Exercise inputs below:

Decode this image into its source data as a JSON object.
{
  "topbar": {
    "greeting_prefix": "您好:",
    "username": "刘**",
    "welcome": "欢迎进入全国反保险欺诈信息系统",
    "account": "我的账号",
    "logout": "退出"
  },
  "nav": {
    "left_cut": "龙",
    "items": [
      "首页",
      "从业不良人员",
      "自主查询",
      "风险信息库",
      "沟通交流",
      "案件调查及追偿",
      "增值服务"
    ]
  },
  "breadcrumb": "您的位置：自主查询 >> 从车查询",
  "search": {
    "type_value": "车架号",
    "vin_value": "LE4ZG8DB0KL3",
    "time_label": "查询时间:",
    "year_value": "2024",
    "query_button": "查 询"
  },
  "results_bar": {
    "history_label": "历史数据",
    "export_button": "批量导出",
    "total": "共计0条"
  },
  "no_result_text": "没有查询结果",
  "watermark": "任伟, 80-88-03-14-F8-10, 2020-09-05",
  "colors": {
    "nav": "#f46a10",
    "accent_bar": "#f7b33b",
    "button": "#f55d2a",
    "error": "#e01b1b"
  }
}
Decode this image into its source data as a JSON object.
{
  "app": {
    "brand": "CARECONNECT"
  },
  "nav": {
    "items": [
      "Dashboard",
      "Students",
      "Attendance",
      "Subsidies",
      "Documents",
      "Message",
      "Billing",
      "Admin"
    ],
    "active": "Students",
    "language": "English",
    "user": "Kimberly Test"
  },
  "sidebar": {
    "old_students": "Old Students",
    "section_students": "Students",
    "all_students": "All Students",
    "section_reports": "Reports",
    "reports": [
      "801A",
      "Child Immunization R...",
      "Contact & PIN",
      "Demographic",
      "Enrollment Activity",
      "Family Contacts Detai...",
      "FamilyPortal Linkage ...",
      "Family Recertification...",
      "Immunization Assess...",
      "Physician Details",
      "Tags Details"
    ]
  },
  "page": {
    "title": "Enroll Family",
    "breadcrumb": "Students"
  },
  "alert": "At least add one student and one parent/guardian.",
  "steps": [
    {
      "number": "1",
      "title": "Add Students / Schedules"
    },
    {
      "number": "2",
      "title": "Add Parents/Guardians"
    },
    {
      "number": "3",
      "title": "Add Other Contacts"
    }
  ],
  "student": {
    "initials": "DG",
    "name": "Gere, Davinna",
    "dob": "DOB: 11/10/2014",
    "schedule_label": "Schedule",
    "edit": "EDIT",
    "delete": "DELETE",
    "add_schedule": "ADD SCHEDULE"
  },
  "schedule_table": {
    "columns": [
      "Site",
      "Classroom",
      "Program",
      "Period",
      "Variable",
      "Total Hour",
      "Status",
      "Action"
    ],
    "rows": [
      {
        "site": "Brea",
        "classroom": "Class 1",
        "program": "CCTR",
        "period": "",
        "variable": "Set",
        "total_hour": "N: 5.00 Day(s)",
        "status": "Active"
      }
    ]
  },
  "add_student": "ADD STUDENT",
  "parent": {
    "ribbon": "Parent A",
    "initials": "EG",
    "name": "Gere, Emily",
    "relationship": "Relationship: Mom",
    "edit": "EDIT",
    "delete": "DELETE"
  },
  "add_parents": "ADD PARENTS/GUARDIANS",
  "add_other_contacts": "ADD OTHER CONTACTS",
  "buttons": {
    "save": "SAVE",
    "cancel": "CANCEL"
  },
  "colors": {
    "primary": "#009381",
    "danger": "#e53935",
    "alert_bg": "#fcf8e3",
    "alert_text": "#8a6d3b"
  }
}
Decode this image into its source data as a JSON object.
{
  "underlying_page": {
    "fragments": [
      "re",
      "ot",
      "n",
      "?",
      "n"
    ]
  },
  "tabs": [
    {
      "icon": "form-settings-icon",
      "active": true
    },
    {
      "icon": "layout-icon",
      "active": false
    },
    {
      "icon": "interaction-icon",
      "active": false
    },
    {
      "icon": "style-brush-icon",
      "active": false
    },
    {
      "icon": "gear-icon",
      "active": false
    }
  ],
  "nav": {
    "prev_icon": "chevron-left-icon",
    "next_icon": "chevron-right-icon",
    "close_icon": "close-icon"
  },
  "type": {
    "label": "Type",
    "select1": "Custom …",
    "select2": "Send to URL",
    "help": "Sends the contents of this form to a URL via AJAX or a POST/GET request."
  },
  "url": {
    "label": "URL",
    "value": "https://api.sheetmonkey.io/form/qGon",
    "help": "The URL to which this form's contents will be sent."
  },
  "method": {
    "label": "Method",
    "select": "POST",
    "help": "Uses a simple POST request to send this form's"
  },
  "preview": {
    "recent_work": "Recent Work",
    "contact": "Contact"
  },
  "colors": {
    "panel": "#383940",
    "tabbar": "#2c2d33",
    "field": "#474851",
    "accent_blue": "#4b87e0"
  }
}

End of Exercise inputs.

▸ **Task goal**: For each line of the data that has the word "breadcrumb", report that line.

▸ **Solved problem**:
  "breadcrumb": "您的位置：自主查询 >> 从车查询",
    "breadcrumb": "Students"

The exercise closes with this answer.